● WHAT THE TASK ASKS: Check every line of the entries for "JSON", and copy the lines that hold it.

STORED DATA Block Start

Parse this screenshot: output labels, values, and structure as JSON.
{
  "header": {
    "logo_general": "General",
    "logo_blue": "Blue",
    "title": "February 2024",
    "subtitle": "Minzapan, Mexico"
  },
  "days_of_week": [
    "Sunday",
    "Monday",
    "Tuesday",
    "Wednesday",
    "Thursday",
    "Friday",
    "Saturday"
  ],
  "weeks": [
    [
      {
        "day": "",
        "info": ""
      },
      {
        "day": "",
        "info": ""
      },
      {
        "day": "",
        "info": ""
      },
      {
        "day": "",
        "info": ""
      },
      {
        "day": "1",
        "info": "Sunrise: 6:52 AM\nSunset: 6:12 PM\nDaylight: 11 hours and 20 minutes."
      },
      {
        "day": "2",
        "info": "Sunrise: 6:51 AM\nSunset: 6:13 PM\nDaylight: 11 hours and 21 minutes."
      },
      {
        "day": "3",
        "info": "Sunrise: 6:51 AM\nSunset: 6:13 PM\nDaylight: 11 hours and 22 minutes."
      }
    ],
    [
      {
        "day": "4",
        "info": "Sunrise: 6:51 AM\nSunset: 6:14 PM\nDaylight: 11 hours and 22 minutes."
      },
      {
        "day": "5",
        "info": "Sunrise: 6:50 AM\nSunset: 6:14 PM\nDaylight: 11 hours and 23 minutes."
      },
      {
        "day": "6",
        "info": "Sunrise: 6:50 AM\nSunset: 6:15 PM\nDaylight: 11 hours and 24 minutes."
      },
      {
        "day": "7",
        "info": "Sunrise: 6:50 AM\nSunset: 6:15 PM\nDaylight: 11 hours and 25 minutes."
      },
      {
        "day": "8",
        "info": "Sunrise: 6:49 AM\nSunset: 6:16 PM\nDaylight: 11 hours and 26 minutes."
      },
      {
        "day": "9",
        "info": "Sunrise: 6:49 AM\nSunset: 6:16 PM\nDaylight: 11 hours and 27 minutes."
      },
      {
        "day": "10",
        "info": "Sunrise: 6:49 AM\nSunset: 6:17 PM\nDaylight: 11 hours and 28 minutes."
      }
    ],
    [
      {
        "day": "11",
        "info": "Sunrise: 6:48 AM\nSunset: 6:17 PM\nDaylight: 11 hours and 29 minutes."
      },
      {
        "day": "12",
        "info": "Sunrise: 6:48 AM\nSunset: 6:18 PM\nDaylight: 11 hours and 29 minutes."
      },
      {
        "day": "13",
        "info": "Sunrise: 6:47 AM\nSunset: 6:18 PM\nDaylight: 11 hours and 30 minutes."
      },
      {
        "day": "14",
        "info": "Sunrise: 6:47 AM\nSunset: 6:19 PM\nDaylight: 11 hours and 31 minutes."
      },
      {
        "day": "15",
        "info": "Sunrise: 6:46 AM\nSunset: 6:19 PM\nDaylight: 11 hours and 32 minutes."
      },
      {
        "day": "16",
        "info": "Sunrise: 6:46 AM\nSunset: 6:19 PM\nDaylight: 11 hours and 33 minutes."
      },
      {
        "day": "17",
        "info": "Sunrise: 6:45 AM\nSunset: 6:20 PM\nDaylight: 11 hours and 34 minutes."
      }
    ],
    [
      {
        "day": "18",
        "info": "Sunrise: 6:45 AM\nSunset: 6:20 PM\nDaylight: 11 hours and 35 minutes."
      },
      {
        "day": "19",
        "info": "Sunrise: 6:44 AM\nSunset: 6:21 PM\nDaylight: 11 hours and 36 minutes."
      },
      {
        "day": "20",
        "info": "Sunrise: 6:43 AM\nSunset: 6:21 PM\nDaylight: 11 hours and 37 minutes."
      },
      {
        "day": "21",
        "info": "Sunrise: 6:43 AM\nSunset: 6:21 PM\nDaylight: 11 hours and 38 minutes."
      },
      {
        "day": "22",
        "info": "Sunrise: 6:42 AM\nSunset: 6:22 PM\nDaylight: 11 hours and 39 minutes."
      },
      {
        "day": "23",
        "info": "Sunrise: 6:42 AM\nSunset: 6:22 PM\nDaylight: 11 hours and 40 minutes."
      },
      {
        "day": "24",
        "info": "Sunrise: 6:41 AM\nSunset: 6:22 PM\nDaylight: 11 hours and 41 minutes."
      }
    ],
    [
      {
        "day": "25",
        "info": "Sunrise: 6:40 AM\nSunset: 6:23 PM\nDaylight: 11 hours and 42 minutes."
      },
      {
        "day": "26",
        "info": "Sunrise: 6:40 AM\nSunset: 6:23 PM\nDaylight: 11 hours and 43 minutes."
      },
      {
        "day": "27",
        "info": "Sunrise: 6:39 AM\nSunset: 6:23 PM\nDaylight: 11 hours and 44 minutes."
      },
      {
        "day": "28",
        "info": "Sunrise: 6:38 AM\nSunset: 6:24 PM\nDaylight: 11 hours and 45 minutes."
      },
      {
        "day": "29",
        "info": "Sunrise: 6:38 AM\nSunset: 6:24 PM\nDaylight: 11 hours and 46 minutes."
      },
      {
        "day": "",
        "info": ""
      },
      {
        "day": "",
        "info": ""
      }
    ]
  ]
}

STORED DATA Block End
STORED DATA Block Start

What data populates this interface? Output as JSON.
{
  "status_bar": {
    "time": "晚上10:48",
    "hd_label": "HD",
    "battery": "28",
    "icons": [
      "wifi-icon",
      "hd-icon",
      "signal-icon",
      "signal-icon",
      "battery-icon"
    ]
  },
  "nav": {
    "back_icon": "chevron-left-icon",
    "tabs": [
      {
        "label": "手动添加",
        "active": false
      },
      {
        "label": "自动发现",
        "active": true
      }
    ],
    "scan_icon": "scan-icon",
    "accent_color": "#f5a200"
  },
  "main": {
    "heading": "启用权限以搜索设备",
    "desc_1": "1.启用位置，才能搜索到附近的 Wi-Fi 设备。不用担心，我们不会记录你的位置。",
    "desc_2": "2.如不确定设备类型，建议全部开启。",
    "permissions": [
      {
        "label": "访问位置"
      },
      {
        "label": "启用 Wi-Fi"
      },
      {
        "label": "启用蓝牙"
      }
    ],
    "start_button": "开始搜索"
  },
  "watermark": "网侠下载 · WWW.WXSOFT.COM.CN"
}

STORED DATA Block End
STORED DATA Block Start

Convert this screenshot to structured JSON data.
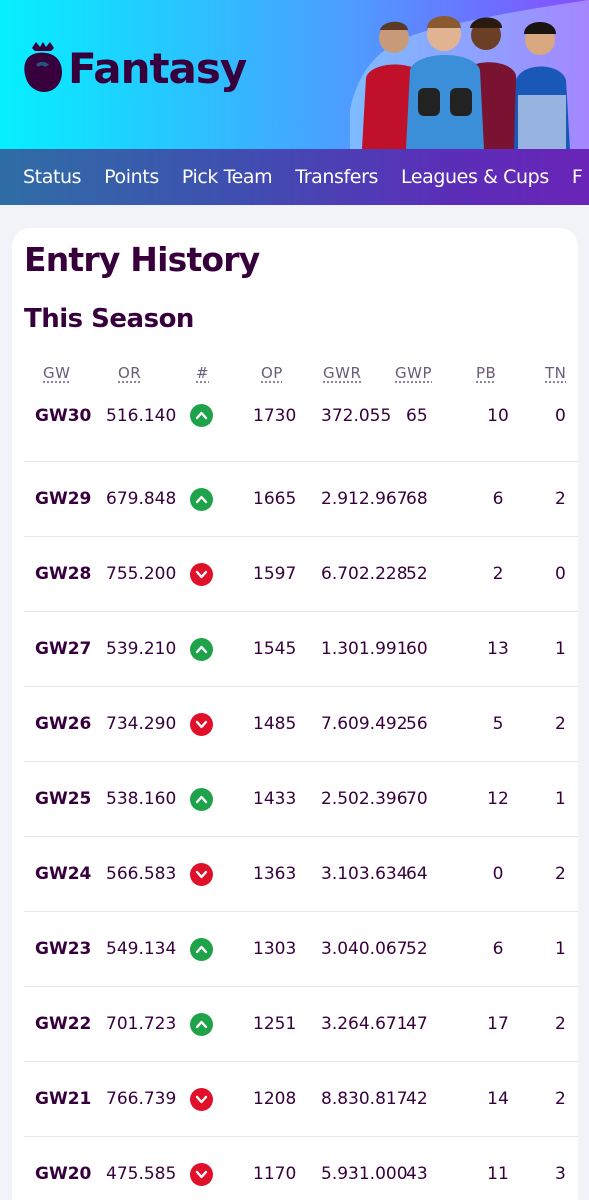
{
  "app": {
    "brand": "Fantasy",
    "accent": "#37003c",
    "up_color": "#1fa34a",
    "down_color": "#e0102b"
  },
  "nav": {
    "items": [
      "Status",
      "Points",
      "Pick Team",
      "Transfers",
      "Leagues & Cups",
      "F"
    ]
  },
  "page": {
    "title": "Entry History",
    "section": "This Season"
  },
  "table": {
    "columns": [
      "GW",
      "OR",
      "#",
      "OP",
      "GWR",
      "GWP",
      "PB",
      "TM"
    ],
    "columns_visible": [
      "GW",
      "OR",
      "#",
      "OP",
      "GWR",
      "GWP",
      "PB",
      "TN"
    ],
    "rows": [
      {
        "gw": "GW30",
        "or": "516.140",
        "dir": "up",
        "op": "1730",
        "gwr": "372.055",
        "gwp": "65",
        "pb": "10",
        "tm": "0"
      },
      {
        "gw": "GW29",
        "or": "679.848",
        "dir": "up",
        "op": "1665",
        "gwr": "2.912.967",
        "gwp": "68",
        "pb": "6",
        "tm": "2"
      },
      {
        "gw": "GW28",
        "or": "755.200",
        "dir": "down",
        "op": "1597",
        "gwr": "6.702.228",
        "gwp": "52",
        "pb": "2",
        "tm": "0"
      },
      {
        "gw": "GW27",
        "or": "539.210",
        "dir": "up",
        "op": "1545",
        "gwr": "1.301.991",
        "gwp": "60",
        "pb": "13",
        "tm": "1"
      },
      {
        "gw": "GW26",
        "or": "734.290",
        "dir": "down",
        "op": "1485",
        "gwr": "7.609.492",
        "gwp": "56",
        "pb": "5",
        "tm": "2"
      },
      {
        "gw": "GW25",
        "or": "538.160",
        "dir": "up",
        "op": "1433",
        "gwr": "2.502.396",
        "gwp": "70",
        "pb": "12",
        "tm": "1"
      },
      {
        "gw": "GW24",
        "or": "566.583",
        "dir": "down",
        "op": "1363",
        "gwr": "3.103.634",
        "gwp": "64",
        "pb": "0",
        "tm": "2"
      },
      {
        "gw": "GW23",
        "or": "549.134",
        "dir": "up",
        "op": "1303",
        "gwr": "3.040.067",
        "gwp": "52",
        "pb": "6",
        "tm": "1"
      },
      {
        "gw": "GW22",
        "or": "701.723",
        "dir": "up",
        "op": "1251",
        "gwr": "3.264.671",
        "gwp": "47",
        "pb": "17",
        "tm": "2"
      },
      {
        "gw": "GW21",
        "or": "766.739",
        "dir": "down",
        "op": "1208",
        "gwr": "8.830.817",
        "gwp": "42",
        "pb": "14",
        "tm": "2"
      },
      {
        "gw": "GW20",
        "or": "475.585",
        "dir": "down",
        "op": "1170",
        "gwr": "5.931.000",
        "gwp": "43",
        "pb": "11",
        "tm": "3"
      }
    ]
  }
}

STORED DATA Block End

● THE ANSWER:
Parse this screenshot: output labels, values, and structure as JSON.
What data populates this interface? Output as JSON.
Convert this screenshot to structured JSON data.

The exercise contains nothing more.